→ **WHAT YOU WILL DO**: When a line of the entries contains "value", please list that line.

(GIVEN DATA Opens)

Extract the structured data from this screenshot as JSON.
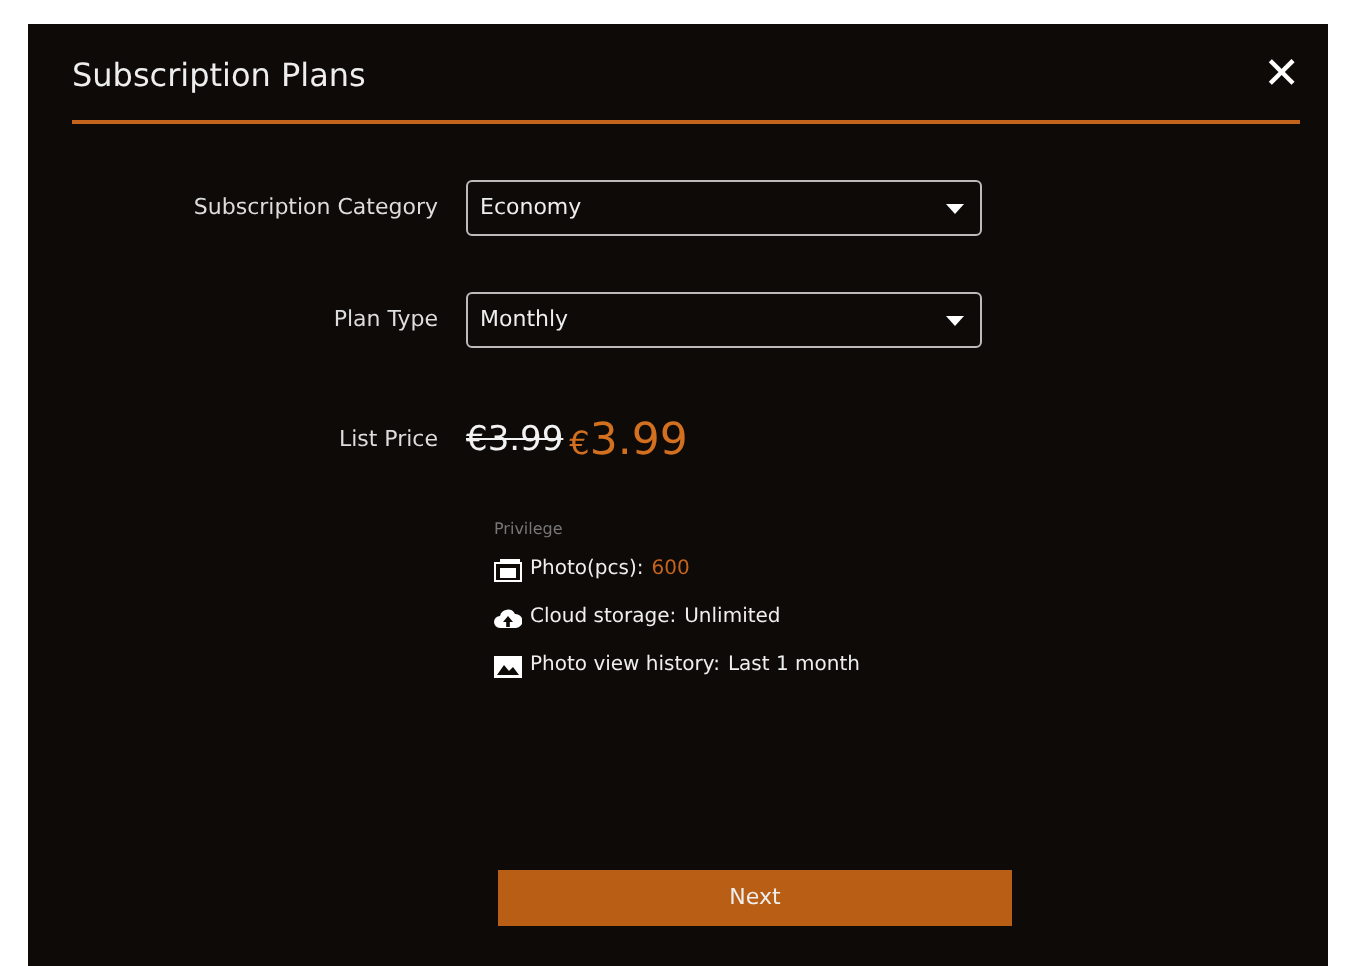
{
  "modal": {
    "title": "Subscription Plans",
    "close": "✕"
  },
  "fields": [
    {
      "label": "Subscription Category",
      "value": "Economy"
    },
    {
      "label": "Plan Type",
      "value": "Monthly"
    }
  ],
  "price": {
    "label": "List Price",
    "old": "€3.99",
    "new_currency": "€",
    "new_amount": "3.99"
  },
  "privilege": {
    "heading": "Privilege",
    "items": [
      {
        "kind": "photos",
        "label": "Photo(pcs):",
        "value": "600",
        "highlight": true
      },
      {
        "kind": "cloud",
        "label": "Cloud storage:",
        "value": "Unlimited",
        "highlight": false
      },
      {
        "kind": "history",
        "label": "Photo view history:",
        "value": "Last 1 month",
        "highlight": false
      }
    ]
  },
  "next_button": "Next"
}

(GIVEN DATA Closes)

→ **RESPONSE BELOW**:
      "value": "Economy"
      "value": "Monthly"
        "value": "600",
        "value": "Unlimited",
        "value": "Last 1 month",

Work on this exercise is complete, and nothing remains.